#### [Task requirements]
All of the records below are to be printed exactly; the pictures are to be left out.
********************
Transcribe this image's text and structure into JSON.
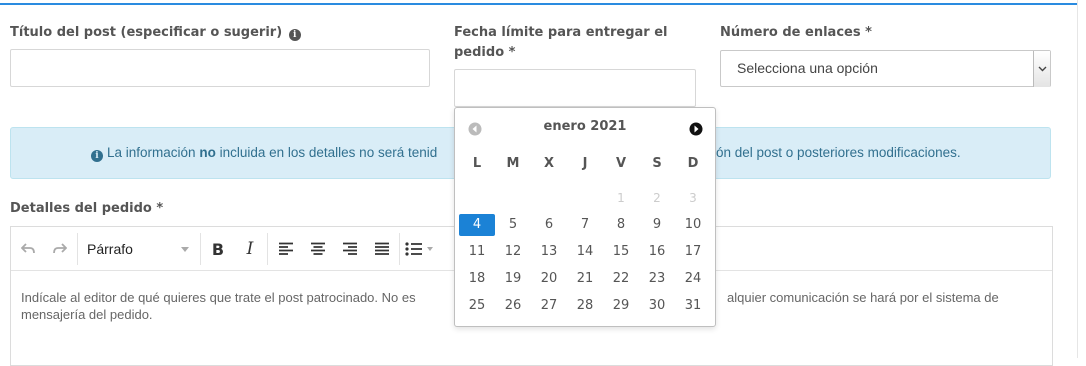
{
  "form": {
    "title_label": "Título del post (especificar o sugerir)",
    "title_info_icon": "info-circle-icon",
    "title_value": "",
    "deadline_label_line1": "Fecha límite para entregar el",
    "deadline_label_line2": "pedido *",
    "deadline_value": "",
    "links_label": "Número de enlaces *",
    "links_selected": "Selecciona una opción"
  },
  "alert": {
    "icon": "info-circle-icon",
    "text_before": "La información",
    "text_bold": "no",
    "text_after": "incluida en los detalles no será tenid",
    "text_tail": "ón del post o posteriores modificaciones.",
    "background": "#d9edf7",
    "text_color": "#31708f"
  },
  "details": {
    "label": "Detalles del pedido *",
    "toolbar": {
      "undo_icon": "undo-icon",
      "redo_icon": "redo-icon",
      "paragraph_label": "Párrafo",
      "bold_label": "B",
      "italic_label": "I",
      "align_icons": [
        "align-left-icon",
        "align-center-icon",
        "align-right-icon",
        "align-justify-icon"
      ],
      "list_icon": "bullet-list-icon"
    },
    "placeholder_part1": "Indícale al editor de qué quieres que trate el post patrocinado. No es",
    "placeholder_part2": "alquier comunicación se hará por el sistema de",
    "placeholder_line2": "mensajería del pedido."
  },
  "datepicker": {
    "month_label": "enero 2021",
    "prev_icon": "prev-month-icon",
    "next_icon": "next-month-icon",
    "weekdays": [
      "L",
      "M",
      "X",
      "J",
      "V",
      "S",
      "D"
    ],
    "weeks": [
      [
        "",
        "",
        "",
        "",
        "1",
        "2",
        "3"
      ],
      [
        "4",
        "5",
        "6",
        "7",
        "8",
        "9",
        "10"
      ],
      [
        "11",
        "12",
        "13",
        "14",
        "15",
        "16",
        "17"
      ],
      [
        "18",
        "19",
        "20",
        "21",
        "22",
        "23",
        "24"
      ],
      [
        "25",
        "26",
        "27",
        "28",
        "29",
        "30",
        "31"
      ]
    ],
    "muted_days": [
      "1",
      "2",
      "3"
    ],
    "selected_day": "4",
    "accent": "#1b82d6"
  }
}
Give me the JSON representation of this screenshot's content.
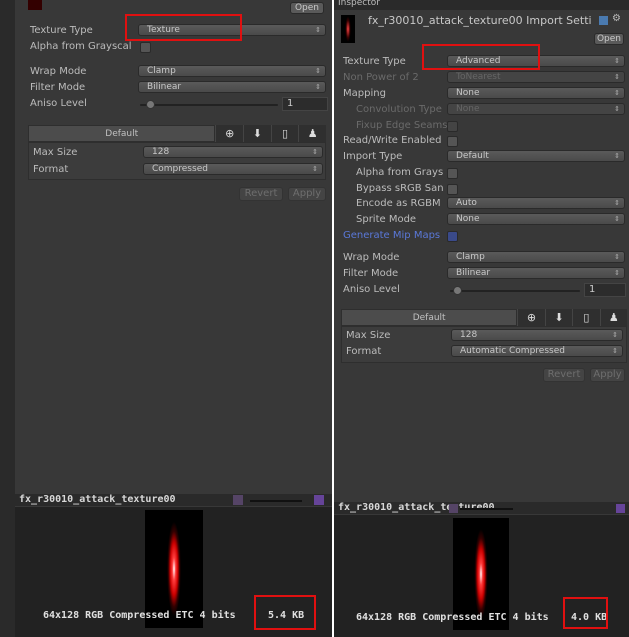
{
  "left": {
    "open_label": "Open",
    "rows": {
      "texture_type": {
        "label": "Texture Type",
        "value": "Texture"
      },
      "alpha_from_grayscale": {
        "label": "Alpha from Grayscal",
        "checked": false
      },
      "wrap_mode": {
        "label": "Wrap Mode",
        "value": "Clamp"
      },
      "filter_mode": {
        "label": "Filter Mode",
        "value": "Bilinear"
      },
      "aniso_level": {
        "label": "Aniso Level",
        "value": "1"
      }
    },
    "platform_tabs": {
      "default": "Default",
      "icons": [
        "globe-icon",
        "download-icon",
        "phone-icon",
        "android-icon"
      ]
    },
    "max_size": {
      "label": "Max Size",
      "value": "128"
    },
    "format": {
      "label": "Format",
      "value": "Compressed"
    },
    "revert_label": "Revert",
    "apply_label": "Apply",
    "preview": {
      "name": "fx_r30010_attack_texture00",
      "info": "64x128  RGB Compressed ETC 4 bits",
      "size": "5.4 KB"
    }
  },
  "right": {
    "tab_title": "Inspector",
    "asset_title": "fx_r30010_attack_texture00 Import Setti",
    "open_label": "Open",
    "rows": {
      "texture_type": {
        "label": "Texture Type",
        "value": "Advanced"
      },
      "non_power_of_2": {
        "label": "Non Power of 2",
        "value": "ToNearest"
      },
      "mapping": {
        "label": "Mapping",
        "value": "None"
      },
      "convolution_type": {
        "label": "Convolution Type",
        "value": "None"
      },
      "fixup_edge_seams": {
        "label": "Fixup Edge Seams",
        "checked": false
      },
      "read_write": {
        "label": "Read/Write Enabled",
        "checked": false
      },
      "import_type": {
        "label": "Import Type",
        "value": "Default"
      },
      "alpha_from_grayscale": {
        "label": "Alpha from Grays",
        "checked": false
      },
      "bypass_srgb": {
        "label": "Bypass sRGB San",
        "checked": false
      },
      "encode_rgbm": {
        "label": "Encode as RGBM",
        "value": "Auto"
      },
      "sprite_mode": {
        "label": "Sprite Mode",
        "value": "None"
      },
      "generate_mip_maps": {
        "label": "Generate Mip Maps",
        "checked": false
      },
      "wrap_mode": {
        "label": "Wrap Mode",
        "value": "Clamp"
      },
      "filter_mode": {
        "label": "Filter Mode",
        "value": "Bilinear"
      },
      "aniso_level": {
        "label": "Aniso Level",
        "value": "1"
      }
    },
    "platform_tabs": {
      "default": "Default"
    },
    "max_size": {
      "label": "Max Size",
      "value": "128"
    },
    "format": {
      "label": "Format",
      "value": "Automatic Compressed"
    },
    "revert_label": "Revert",
    "apply_label": "Apply",
    "preview": {
      "name": "fx_r30010_attack_texture00",
      "info": "64x128  RGB Compressed ETC 4 bits",
      "size": "4.0 KB"
    }
  },
  "colors": {
    "highlight": "#e01010",
    "link_label": "#5a78d8"
  }
}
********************
#### [Response below]
Transcribe this image's text and structure into JSON.
{
  "form": {
    "title_label": "Título del post (especificar o sugerir)",
    "title_info_icon": "info-circle-icon",
    "title_value": "",
    "deadline_label_line1": "Fecha límite para entregar el",
    "deadline_label_line2": "pedido *",
    "deadline_value": "",
    "links_label": "Número de enlaces *",
    "links_selected": "Selecciona una opción"
  },
  "alert": {
    "icon": "info-circle-icon",
    "text_before": "La información",
    "text_bold": "no",
    "text_after": "incluida en los detalles no será tenid",
    "text_tail": "ón del post o posteriores modificaciones.",
    "background": "#d9edf7",
    "text_color": "#31708f"
  },
  "details": {
    "label": "Detalles del pedido *",
    "toolbar": {
      "undo_icon": "undo-icon",
      "redo_icon": "redo-icon",
      "paragraph_label": "Párrafo",
      "bold_label": "B",
      "italic_label": "I",
      "align_icons": [
        "align-left-icon",
        "align-center-icon",
        "align-right-icon",
        "align-justify-icon"
      ],
      "list_icon": "bullet-list-icon"
    },
    "placeholder_part1": "Indícale al editor de qué quieres que trate el post patrocinado. No es",
    "placeholder_part2": "alquier comunicación se hará por el sistema de",
    "placeholder_line2": "mensajería del pedido."
  },
  "datepicker": {
    "month_label": "enero 2021",
    "prev_icon": "prev-month-icon",
    "next_icon": "next-month-icon",
    "weekdays": [
      "L",
      "M",
      "X",
      "J",
      "V",
      "S",
      "D"
    ],
    "weeks": [
      [
        "",
        "",
        "",
        "",
        "1",
        "2",
        "3"
      ],
      [
        "4",
        "5",
        "6",
        "7",
        "8",
        "9",
        "10"
      ],
      [
        "11",
        "12",
        "13",
        "14",
        "15",
        "16",
        "17"
      ],
      [
        "18",
        "19",
        "20",
        "21",
        "22",
        "23",
        "24"
      ],
      [
        "25",
        "26",
        "27",
        "28",
        "29",
        "30",
        "31"
      ]
    ],
    "muted_days": [
      "1",
      "2",
      "3"
    ],
    "selected_day": "4",
    "accent": "#1b82d6"
  }
}
Give me the JSON representation of this screenshot's content.
{
  "left": {
    "open_label": "Open",
    "rows": {
      "texture_type": {
        "label": "Texture Type",
        "value": "Texture"
      },
      "alpha_from_grayscale": {
        "label": "Alpha from Grayscal",
        "checked": false
      },
      "wrap_mode": {
        "label": "Wrap Mode",
        "value": "Clamp"
      },
      "filter_mode": {
        "label": "Filter Mode",
        "value": "Bilinear"
      },
      "aniso_level": {
        "label": "Aniso Level",
        "value": "1"
      }
    },
    "platform_tabs": {
      "default": "Default",
      "icons": [
        "globe-icon",
        "download-icon",
        "phone-icon",
        "android-icon"
      ]
    },
    "max_size": {
      "label": "Max Size",
      "value": "128"
    },
    "format": {
      "label": "Format",
      "value": "Compressed"
    },
    "revert_label": "Revert",
    "apply_label": "Apply",
    "preview": {
      "name": "fx_r30010_attack_texture00",
      "info": "64x128  RGB Compressed ETC 4 bits",
      "size": "5.4 KB"
    }
  },
  "right": {
    "tab_title": "Inspector",
    "asset_title": "fx_r30010_attack_texture00 Import Setti",
    "open_label": "Open",
    "rows": {
      "texture_type": {
        "label": "Texture Type",
        "value": "Advanced"
      },
      "non_power_of_2": {
        "label": "Non Power of 2",
        "value": "ToNearest"
      },
      "mapping": {
        "label": "Mapping",
        "value": "None"
      },
      "convolution_type": {
        "label": "Convolution Type",
        "value": "None"
      },
      "fixup_edge_seams": {
        "label": "Fixup Edge Seams",
        "checked": false
      },
      "read_write": {
        "label": "Read/Write Enabled",
        "checked": false
      },
      "import_type": {
        "label": "Import Type",
        "value": "Default"
      },
      "alpha_from_grayscale": {
        "label": "Alpha from Grays",
        "checked": false
      },
      "bypass_srgb": {
        "label": "Bypass sRGB San",
        "checked": false
      },
      "encode_rgbm": {
        "label": "Encode as RGBM",
        "value": "Auto"
      },
      "sprite_mode": {
        "label": "Sprite Mode",
        "value": "None"
      },
      "generate_mip_maps": {
        "label": "Generate Mip Maps",
        "checked": false
      },
      "wrap_mode": {
        "label": "Wrap Mode",
        "value": "Clamp"
      },
      "filter_mode": {
        "label": "Filter Mode",
        "value": "Bilinear"
      },
      "aniso_level": {
        "label": "Aniso Level",
        "value": "1"
      }
    },
    "platform_tabs": {
      "default": "Default"
    },
    "max_size": {
      "label": "Max Size",
      "value": "128"
    },
    "format": {
      "label": "Format",
      "value": "Automatic Compressed"
    },
    "revert_label": "Revert",
    "apply_label": "Apply",
    "preview": {
      "name": "fx_r30010_attack_texture00",
      "info": "64x128  RGB Compressed ETC 4 bits",
      "size": "4.0 KB"
    }
  },
  "colors": {
    "highlight": "#e01010",
    "link_label": "#5a78d8"
  }
}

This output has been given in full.